Try it:
Below are some records; work out how many of their lines contain "NetPro" and give the number only.

(Records excerpted from a collection)
============

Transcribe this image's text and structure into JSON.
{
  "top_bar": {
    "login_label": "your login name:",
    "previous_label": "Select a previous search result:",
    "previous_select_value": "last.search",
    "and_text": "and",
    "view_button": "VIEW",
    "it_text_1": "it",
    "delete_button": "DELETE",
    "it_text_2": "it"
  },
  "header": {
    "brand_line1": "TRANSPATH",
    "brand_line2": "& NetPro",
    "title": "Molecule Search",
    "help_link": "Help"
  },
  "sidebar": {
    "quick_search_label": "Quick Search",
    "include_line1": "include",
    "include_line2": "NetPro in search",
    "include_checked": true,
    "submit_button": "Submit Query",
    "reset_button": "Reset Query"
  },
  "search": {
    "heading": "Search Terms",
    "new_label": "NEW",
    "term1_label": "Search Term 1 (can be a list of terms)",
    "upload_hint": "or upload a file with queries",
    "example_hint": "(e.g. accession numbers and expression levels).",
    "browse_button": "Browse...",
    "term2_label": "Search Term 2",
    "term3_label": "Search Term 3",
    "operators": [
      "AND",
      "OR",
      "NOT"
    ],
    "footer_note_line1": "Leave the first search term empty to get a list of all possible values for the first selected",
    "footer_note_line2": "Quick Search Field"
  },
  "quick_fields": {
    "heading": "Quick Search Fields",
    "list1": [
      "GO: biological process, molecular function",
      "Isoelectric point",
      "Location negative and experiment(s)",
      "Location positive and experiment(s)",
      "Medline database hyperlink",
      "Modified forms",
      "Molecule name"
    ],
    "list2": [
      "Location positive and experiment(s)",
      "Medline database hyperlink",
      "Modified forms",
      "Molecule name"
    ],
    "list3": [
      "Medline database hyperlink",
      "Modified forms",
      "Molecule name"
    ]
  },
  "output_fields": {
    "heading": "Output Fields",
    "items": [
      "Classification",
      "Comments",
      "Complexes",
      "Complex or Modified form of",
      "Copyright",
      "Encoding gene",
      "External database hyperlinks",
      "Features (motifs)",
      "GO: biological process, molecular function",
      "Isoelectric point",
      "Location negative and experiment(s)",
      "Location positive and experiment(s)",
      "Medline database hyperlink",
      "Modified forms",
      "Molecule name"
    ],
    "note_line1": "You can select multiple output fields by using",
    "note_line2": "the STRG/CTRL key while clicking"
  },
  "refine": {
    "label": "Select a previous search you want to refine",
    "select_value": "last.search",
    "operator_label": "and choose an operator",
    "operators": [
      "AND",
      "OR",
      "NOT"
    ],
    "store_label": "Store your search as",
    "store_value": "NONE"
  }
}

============

Exercise result:
2